(PROBLEM DETAILS) Look over the entries below. Report how many lines hold the word "icon", and only that.

(Collection entries)
--- --- ---
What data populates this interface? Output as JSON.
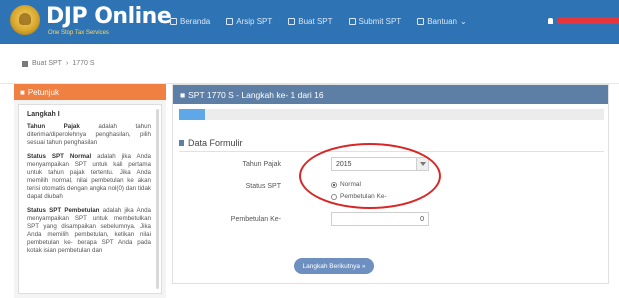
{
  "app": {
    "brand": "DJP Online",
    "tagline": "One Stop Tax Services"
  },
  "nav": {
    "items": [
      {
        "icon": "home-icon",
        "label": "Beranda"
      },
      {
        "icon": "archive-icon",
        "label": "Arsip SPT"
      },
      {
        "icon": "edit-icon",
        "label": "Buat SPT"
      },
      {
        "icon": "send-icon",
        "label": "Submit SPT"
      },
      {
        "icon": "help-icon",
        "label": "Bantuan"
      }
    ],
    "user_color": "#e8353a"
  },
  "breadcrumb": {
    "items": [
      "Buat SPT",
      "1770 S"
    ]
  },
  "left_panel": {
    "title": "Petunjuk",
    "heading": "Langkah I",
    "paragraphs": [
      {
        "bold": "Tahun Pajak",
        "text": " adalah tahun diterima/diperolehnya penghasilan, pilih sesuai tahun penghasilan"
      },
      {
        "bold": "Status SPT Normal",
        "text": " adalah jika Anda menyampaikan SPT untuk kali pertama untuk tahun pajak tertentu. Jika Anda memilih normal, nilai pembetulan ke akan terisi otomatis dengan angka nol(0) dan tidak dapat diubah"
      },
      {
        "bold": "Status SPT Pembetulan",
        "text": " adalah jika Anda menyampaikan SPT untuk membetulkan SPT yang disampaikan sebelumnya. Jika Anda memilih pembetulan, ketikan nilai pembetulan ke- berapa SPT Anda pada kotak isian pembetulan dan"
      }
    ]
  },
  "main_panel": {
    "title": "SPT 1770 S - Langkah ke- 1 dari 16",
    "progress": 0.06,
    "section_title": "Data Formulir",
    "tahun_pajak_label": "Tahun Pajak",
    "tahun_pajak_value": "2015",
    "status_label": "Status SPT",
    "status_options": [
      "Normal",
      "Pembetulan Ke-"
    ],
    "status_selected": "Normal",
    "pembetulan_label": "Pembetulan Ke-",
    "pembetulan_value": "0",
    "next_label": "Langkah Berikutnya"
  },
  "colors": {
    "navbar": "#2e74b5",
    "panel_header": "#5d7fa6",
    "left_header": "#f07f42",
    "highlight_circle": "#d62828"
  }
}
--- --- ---
(WORKED SOLUTION) 5